Information shown section start
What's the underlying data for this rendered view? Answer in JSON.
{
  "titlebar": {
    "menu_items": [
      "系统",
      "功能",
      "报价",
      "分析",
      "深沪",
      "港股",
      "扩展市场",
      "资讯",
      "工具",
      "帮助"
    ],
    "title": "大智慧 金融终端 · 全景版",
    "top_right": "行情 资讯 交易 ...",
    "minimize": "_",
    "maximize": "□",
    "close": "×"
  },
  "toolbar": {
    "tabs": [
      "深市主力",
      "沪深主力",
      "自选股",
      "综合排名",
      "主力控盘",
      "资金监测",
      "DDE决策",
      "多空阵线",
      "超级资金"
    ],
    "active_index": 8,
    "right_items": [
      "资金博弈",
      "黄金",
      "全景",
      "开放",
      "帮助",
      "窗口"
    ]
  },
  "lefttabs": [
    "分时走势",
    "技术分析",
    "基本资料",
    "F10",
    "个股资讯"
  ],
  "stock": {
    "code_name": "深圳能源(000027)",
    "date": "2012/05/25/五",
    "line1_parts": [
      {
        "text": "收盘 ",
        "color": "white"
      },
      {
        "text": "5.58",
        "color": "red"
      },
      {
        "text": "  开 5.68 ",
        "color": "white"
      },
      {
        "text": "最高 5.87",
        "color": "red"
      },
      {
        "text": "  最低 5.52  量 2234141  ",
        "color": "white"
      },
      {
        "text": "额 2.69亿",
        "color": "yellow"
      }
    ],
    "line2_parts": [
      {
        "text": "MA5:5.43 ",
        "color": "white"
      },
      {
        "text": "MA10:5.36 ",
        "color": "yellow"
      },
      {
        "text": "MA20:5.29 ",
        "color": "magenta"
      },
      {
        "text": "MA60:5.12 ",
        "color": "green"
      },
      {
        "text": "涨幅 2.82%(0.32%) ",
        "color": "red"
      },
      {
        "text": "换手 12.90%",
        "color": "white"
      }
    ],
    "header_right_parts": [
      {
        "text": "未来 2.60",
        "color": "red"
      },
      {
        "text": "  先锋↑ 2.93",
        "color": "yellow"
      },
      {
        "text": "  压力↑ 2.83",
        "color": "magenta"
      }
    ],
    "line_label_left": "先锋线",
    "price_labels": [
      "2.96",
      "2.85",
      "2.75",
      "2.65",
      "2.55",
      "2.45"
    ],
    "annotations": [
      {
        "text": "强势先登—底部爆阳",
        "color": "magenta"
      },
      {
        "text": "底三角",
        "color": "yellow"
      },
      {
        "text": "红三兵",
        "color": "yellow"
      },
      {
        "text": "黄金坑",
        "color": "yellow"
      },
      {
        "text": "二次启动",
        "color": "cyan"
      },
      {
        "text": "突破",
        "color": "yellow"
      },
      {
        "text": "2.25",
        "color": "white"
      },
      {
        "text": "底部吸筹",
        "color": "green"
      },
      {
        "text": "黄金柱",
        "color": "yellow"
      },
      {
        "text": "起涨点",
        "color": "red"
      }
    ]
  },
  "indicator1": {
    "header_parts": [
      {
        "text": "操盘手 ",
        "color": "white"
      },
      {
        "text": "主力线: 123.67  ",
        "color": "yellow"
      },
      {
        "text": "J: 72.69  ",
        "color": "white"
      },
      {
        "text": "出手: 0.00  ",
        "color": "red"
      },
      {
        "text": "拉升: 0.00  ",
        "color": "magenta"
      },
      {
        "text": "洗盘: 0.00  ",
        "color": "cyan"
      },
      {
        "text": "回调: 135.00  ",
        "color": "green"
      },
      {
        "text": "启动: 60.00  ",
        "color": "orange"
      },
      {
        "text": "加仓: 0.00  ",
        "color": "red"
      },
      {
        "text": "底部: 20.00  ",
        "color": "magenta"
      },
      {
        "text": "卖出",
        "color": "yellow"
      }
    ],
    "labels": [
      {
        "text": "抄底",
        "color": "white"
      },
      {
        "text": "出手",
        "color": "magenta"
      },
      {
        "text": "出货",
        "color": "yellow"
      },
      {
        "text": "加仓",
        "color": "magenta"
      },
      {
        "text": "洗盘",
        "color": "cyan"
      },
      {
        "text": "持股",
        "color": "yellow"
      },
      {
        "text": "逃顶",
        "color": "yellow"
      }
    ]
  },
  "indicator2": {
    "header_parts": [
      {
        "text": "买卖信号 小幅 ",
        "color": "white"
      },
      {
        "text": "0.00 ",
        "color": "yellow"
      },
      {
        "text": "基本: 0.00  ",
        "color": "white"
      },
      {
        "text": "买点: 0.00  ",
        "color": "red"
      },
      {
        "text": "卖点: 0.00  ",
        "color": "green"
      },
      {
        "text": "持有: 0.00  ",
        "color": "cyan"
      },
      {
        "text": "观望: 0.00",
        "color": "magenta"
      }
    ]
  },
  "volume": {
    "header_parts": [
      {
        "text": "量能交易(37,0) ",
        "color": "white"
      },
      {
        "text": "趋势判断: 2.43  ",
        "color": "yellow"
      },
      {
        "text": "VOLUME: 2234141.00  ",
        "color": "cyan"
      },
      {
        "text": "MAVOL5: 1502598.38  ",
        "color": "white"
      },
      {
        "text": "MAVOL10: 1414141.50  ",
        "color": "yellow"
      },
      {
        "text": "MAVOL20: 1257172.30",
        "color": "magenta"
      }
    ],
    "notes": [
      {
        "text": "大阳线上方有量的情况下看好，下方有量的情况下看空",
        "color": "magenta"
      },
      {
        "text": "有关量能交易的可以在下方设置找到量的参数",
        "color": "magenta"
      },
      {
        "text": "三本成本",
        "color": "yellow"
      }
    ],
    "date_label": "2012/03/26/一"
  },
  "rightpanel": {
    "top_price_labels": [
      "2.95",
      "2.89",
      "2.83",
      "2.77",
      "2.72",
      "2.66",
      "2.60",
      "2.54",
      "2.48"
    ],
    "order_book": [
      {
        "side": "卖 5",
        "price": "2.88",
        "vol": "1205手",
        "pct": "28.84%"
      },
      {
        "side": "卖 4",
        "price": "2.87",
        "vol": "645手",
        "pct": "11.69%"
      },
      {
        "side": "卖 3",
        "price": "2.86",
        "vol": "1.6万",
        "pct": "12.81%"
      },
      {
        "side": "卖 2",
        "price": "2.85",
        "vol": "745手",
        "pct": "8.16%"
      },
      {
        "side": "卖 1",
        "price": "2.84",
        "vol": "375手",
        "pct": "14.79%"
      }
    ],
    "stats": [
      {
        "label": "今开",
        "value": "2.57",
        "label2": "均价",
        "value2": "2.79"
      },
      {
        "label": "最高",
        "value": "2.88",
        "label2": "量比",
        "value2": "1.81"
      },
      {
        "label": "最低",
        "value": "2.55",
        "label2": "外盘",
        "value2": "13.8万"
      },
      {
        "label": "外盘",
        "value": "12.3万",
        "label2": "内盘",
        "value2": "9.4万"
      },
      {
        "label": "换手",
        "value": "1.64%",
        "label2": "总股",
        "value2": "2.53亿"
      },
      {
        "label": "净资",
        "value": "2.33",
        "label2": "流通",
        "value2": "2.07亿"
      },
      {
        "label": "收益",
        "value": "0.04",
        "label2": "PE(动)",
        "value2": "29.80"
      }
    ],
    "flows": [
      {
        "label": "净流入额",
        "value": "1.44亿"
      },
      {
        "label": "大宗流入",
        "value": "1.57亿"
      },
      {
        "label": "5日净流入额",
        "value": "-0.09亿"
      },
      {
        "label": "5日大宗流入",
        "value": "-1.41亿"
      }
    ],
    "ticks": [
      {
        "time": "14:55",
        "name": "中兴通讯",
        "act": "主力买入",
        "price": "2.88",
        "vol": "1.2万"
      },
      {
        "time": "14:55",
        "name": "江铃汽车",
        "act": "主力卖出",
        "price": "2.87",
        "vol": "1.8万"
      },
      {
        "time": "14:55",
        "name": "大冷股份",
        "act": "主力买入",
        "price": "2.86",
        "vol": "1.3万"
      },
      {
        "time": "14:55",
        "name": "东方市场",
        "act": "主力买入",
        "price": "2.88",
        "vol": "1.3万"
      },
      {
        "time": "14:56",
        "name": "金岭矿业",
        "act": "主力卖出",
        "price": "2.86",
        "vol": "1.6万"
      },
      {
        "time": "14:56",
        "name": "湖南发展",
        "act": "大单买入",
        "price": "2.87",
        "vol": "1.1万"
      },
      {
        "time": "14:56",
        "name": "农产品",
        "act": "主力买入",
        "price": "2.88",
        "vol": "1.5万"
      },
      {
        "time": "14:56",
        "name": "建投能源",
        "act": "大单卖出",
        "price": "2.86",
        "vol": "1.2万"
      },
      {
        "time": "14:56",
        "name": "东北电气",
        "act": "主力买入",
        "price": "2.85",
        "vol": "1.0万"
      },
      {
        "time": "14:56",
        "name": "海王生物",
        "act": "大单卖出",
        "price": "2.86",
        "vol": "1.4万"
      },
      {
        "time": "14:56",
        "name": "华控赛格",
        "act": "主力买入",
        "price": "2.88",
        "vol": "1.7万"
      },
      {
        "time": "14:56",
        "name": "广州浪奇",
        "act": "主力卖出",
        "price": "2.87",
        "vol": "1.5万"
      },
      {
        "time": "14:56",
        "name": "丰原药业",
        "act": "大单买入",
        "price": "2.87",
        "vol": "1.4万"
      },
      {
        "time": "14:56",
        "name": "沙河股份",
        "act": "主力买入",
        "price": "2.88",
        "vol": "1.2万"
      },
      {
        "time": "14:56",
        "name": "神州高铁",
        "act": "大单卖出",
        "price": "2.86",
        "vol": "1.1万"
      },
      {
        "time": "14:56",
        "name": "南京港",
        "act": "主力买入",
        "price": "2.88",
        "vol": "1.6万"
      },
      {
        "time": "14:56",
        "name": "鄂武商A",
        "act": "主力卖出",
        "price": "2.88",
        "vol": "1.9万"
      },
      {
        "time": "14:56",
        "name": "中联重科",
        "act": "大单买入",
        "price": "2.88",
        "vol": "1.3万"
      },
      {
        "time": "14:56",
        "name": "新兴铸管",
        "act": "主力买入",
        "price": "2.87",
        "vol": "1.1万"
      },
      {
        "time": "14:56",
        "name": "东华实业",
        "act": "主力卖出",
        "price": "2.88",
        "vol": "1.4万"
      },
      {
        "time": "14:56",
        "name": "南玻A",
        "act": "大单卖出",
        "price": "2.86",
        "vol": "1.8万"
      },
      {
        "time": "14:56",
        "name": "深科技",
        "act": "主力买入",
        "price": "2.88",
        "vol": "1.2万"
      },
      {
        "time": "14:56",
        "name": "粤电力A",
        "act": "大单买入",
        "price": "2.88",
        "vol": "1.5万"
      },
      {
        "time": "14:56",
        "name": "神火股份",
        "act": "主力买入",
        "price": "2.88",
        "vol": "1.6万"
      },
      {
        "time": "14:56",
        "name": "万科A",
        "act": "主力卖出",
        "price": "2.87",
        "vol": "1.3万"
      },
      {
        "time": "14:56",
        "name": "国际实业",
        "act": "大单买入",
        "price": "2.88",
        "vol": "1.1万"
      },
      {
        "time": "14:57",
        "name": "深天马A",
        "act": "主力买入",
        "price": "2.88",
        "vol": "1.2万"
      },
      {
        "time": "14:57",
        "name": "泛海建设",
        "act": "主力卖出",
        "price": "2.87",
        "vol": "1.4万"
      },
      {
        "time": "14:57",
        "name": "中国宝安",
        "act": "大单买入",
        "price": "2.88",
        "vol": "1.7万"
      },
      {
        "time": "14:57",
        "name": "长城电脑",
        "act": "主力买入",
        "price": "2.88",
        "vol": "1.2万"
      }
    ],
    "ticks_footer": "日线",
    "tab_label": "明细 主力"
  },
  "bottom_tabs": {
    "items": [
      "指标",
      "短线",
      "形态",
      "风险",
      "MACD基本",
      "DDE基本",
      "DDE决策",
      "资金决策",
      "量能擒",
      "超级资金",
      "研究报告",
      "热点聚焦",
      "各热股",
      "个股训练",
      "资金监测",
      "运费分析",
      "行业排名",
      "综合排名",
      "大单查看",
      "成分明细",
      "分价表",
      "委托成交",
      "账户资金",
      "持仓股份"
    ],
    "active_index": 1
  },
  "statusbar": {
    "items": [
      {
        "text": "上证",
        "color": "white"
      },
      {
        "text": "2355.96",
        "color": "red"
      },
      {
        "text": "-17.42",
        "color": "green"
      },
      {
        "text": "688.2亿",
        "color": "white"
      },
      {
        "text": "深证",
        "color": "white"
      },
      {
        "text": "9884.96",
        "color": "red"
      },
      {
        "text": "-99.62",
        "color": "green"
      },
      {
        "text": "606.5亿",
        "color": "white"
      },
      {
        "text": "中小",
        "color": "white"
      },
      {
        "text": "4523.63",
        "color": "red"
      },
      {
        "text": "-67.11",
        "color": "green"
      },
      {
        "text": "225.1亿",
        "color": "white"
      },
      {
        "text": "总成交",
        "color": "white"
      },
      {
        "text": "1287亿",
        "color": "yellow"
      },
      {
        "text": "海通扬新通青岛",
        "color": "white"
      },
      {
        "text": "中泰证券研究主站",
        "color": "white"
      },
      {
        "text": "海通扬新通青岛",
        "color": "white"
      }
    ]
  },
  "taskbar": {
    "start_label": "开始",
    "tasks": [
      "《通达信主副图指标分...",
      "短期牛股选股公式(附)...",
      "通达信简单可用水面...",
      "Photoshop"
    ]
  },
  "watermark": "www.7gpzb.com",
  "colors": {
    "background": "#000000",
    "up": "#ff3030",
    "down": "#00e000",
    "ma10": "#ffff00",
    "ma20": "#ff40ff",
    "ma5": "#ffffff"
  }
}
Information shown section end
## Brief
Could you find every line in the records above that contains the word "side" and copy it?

## Task answer
        "side": "卖 5",
        "side": "卖 4",
        "side": "卖 3",
        "side": "卖 2",
        "side": "卖 1",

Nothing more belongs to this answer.